My Brother's Keeper

by Fr. Radovan Bigovic

Rare are the books of Orthodox Christian authors that deal with the subject of politics in a comprehensive way. It is taken for granted that politics has to do with the secularized (legal) protection of human rights (a reproduction of the philosophy of the Enlightenment), within the political system of so-called "representative democracy", which is limited mostly to social utility or to the conventional rules of human relations. Most Christians look at politics and democracy as unrelated with their experience of the Church herself, which abides both in history and in the Kingdom, the eschaton. Today, the commercialization of politics—its submission to the laws of publicity and the brainwashing of the masses—has literally abolished the "representative" parliamentary system. So, why bother with politics when every citizen of so-called developed societies has a direct everyday experience of the rapid decline and alienation of the fundamental aspects of modernity?

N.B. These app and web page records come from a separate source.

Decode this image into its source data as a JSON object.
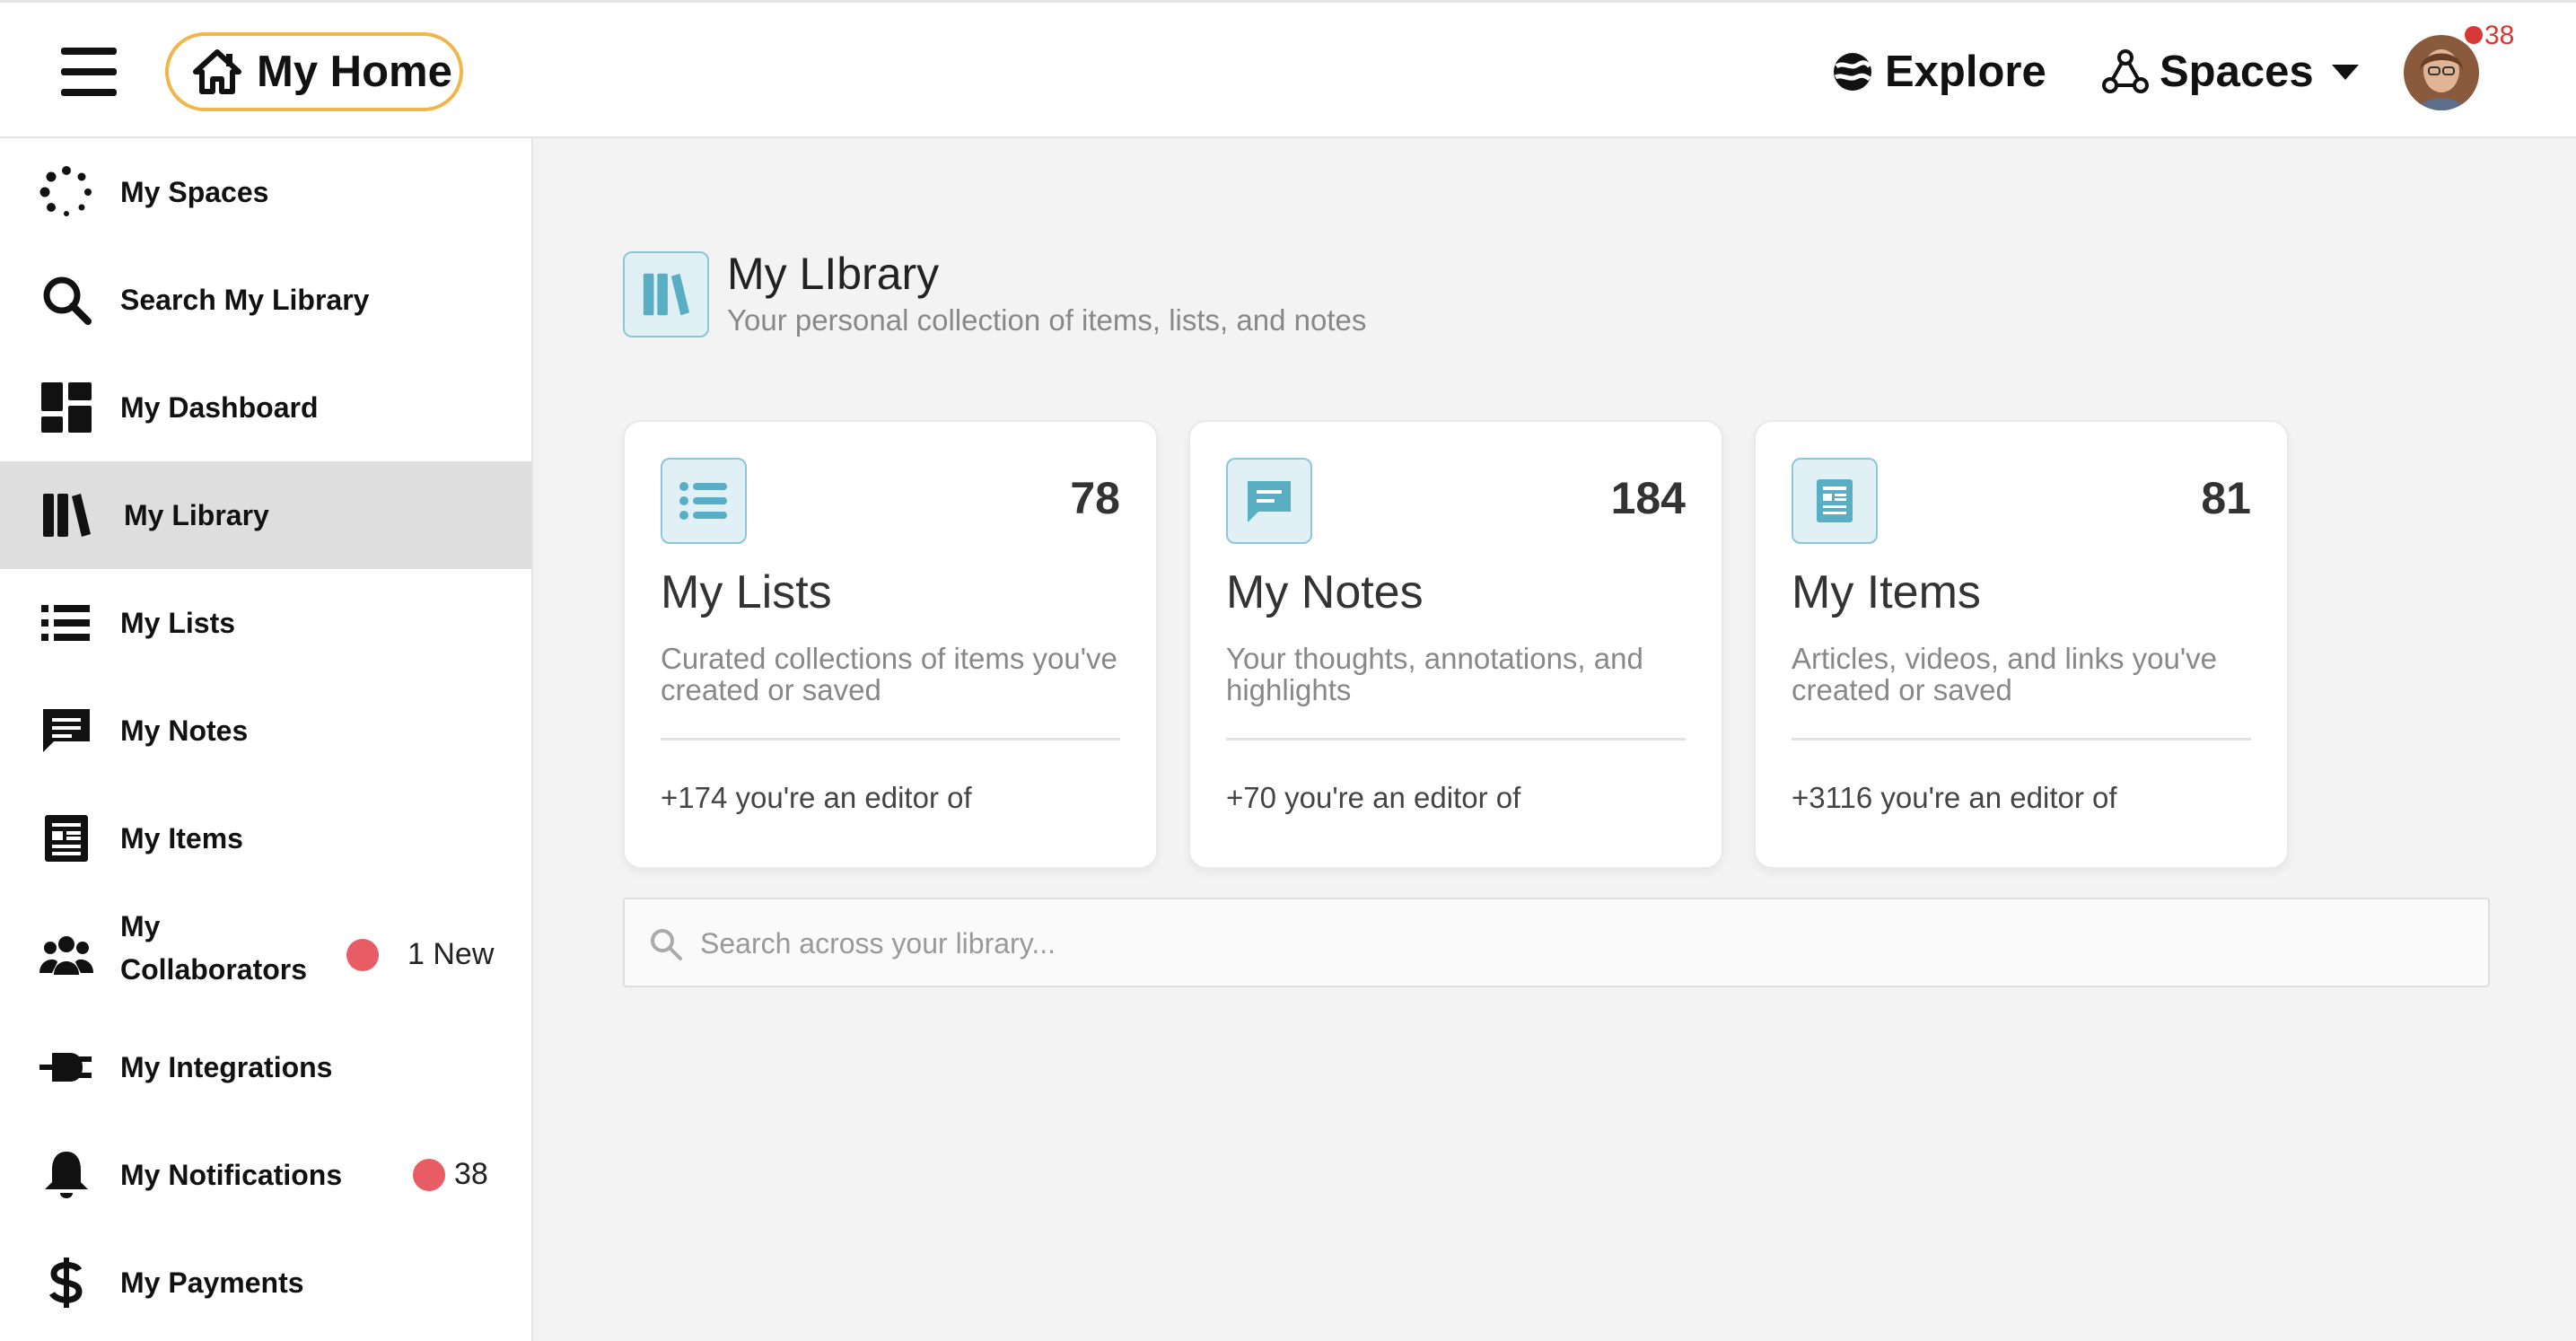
{
  "header": {
    "home_label": "My Home",
    "explore_label": "Explore",
    "spaces_label": "Spaces",
    "notification_count": "38",
    "icons": {
      "menu": "hamburger-icon",
      "home": "home-icon",
      "explore": "globe-icon",
      "spaces": "network-icon",
      "dropdown": "caret-down-icon"
    }
  },
  "sidebar": {
    "items": [
      {
        "label": "My Spaces",
        "icon": "dots-circle-icon"
      },
      {
        "label": "Search My Library",
        "icon": "search-icon"
      },
      {
        "label": "My Dashboard",
        "icon": "dashboard-icon"
      },
      {
        "label": "My Library",
        "icon": "library-icon",
        "active": true
      },
      {
        "label": "My Lists",
        "icon": "list-icon"
      },
      {
        "label": "My Notes",
        "icon": "note-icon"
      },
      {
        "label": "My Items",
        "icon": "article-icon"
      },
      {
        "label_line1": "My",
        "label_line2": "Collaborators",
        "icon": "people-icon",
        "badge": "1 New"
      },
      {
        "label": "My Integrations",
        "icon": "plug-icon"
      },
      {
        "label": "My Notifications",
        "icon": "bell-icon",
        "badge": "38"
      },
      {
        "label": "My Payments",
        "icon": "dollar-icon"
      }
    ]
  },
  "main": {
    "title": "My LIbrary",
    "subtitle": "Your personal collection of items, lists, and notes",
    "cards": [
      {
        "title": "My Lists",
        "count": "78",
        "description": "Curated collections of items you've created or saved",
        "footer": "+174 you're an editor of",
        "icon": "list-icon"
      },
      {
        "title": "My Notes",
        "count": "184",
        "description": "Your thoughts, annotations, and highlights",
        "footer": "+70 you're an editor of",
        "icon": "note-icon"
      },
      {
        "title": "My Items",
        "count": "81",
        "description": "Articles, videos, and links you've created or saved",
        "footer": "+3116 you're an editor of",
        "icon": "article-icon"
      }
    ],
    "search": {
      "placeholder": "Search across your library..."
    }
  },
  "colors": {
    "accent_border": "#f0b64a",
    "icon_teal": "#5aaec4",
    "badge_red": "#e85c66",
    "notification_red": "#d93636",
    "active_bg": "#dedede",
    "main_bg": "#f3f3f3"
  }
}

In the Orthodox milieu, Christos Yannaras has highlighted the conception of the social and political event that is borne by the Orthodox ecclesiastical tradition, which entails a personalistic (assumes an infinite value of the human person as opposed to Western utilitarian individualism) and relational approach. Fr Radovan Bigovic follows this approach. In this book, the reader will find a faithful engagement with the liturgical and patristic traditions, with contemporary thinkers, Orthodox and non-Orthodox, all in conversation with political science and philosophy. As an excellent Orthodox theologian and a proponent of dialogue, rooted in the catholic (holistic) being of the Orthodox Church and of his Serbian people, Fr Radovan offers a methodology that encompasses the above-mentioned concerns and quests.